(What you are asked to do)
Go through the records and copy each line where the string "true" occurs.

[Start of section]

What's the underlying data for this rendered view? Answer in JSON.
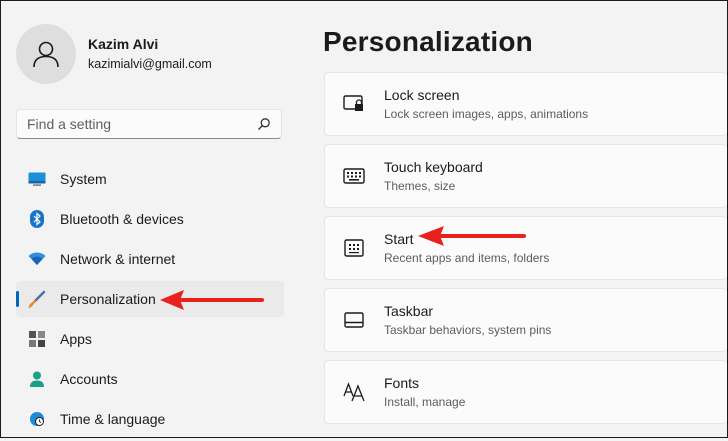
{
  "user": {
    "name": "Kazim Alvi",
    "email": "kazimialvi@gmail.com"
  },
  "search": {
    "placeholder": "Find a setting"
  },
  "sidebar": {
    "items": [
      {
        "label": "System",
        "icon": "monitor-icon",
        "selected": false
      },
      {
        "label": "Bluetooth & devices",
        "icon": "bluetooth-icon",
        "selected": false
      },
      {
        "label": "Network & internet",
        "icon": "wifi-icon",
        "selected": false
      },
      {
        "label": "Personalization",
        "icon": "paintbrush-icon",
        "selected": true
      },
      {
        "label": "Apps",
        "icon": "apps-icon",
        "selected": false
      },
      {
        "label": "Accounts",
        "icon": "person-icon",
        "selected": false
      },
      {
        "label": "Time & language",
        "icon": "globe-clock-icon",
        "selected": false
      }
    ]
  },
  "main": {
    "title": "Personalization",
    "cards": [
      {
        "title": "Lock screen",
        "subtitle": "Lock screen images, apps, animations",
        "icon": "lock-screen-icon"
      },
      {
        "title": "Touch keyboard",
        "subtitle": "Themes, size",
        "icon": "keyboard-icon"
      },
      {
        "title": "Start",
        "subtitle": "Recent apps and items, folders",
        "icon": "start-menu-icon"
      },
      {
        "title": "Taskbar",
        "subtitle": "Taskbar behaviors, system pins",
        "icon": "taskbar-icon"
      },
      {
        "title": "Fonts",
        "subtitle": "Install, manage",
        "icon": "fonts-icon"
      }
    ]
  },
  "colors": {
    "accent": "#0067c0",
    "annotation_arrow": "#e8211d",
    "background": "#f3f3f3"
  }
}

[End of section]
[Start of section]

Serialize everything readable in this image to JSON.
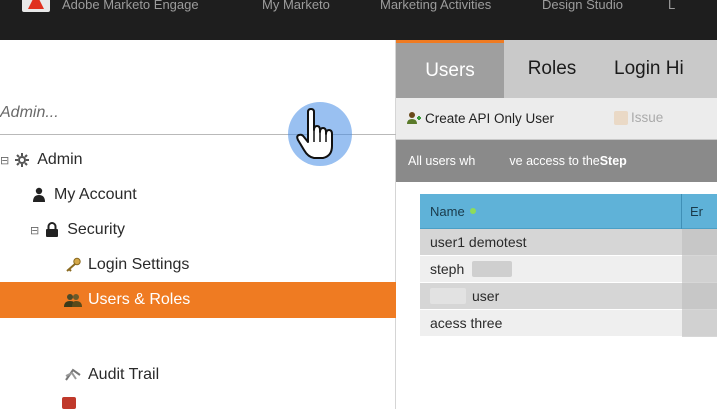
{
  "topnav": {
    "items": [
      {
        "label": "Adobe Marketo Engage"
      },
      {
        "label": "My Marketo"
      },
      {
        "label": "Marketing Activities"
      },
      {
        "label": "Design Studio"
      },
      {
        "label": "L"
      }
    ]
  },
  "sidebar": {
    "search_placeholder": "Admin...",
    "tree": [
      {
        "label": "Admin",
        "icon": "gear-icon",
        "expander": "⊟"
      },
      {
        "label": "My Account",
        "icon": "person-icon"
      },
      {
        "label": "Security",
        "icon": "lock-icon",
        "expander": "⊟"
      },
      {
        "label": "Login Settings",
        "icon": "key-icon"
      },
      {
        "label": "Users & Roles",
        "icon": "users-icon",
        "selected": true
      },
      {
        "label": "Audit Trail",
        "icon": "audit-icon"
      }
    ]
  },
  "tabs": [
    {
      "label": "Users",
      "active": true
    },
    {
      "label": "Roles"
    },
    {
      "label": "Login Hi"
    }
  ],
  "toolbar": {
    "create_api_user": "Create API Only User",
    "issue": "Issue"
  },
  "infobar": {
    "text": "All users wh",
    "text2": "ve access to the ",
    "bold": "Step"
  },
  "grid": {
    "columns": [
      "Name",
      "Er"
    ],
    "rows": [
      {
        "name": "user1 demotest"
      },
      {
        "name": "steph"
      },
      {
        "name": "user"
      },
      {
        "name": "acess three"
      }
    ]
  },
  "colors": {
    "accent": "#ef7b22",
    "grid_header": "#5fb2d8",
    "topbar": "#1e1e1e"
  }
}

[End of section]
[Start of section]

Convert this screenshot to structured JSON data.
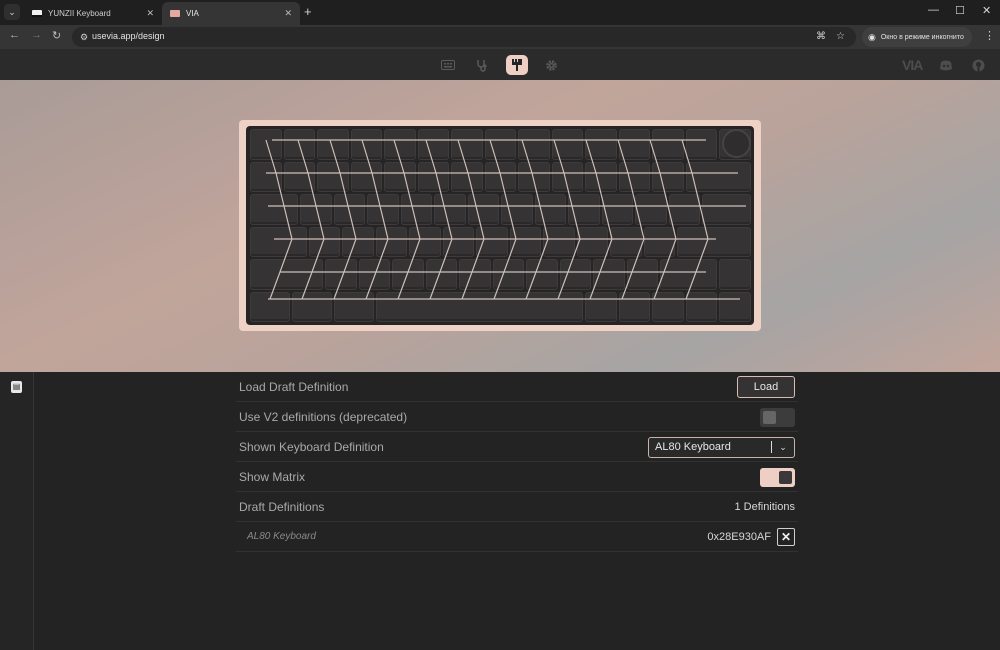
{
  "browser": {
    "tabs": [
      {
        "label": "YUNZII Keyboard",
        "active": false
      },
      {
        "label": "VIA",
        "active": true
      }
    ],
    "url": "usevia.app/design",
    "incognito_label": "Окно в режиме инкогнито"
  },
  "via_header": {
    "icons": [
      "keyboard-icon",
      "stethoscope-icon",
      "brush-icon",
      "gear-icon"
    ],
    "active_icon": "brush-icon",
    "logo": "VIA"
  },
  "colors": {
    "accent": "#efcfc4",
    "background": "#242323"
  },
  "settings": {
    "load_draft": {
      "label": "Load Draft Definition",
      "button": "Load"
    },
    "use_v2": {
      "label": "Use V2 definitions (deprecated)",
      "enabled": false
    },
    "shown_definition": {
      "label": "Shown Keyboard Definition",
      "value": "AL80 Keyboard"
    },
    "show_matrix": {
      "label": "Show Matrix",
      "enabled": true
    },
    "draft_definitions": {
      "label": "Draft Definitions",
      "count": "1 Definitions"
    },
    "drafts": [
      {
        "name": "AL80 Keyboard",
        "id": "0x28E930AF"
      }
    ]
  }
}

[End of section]

(Finished task)
        "selected": true
        "selected": true
      "active": true
        "active": true
      "enabled": true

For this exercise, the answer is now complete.